(Data about app and page elements)
·····

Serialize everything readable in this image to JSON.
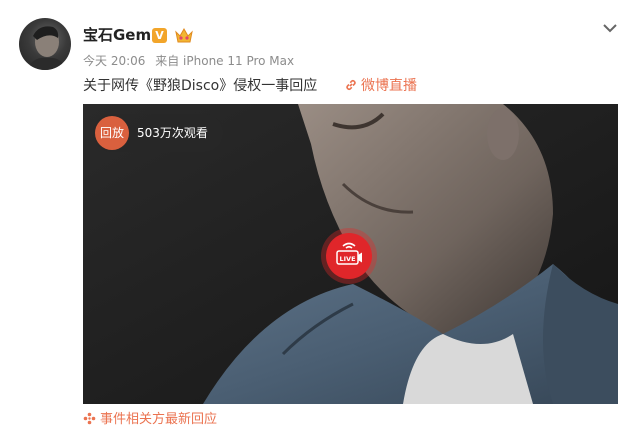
{
  "post": {
    "username": "宝石Gem",
    "badge_v": "V",
    "time": "今天 20:06",
    "source": "来自 iPhone 11 Pro Max",
    "text": "关于网传《野狼Disco》侵权一事回应",
    "live_link": "微博直播"
  },
  "video": {
    "replay_label": "回放",
    "view_count": "503万次观看",
    "live_label": "LIVE"
  },
  "footer": {
    "text": "事件相关方最新回应"
  },
  "icons": {
    "avatar": "avatar-image",
    "v_badge": "verified-v-icon",
    "crown": "fan-crown-icon",
    "chevron": "chevron-down-icon",
    "link": "link-icon",
    "live": "live-camera-icon",
    "event": "event-sparkle-icon"
  },
  "colors": {
    "accent": "#eb7350",
    "live_red": "#e0262a",
    "replay_orange": "#d9603e",
    "badge_gold": "#f2a52a"
  }
}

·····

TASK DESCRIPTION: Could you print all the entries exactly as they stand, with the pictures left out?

TASK ANSWER:
Serialize everything readable in this image to JSON.
{
  "post": {
    "username": "宝石Gem",
    "badge_v": "V",
    "time": "今天 20:06",
    "source": "来自 iPhone 11 Pro Max",
    "text": "关于网传《野狼Disco》侵权一事回应",
    "live_link": "微博直播"
  },
  "video": {
    "replay_label": "回放",
    "view_count": "503万次观看",
    "live_label": "LIVE"
  },
  "footer": {
    "text": "事件相关方最新回应"
  },
  "icons": {
    "avatar": "avatar-image",
    "v_badge": "verified-v-icon",
    "crown": "fan-crown-icon",
    "chevron": "chevron-down-icon",
    "link": "link-icon",
    "live": "live-camera-icon",
    "event": "event-sparkle-icon"
  },
  "colors": {
    "accent": "#eb7350",
    "live_red": "#e0262a",
    "replay_orange": "#d9603e",
    "badge_gold": "#f2a52a"
  }
}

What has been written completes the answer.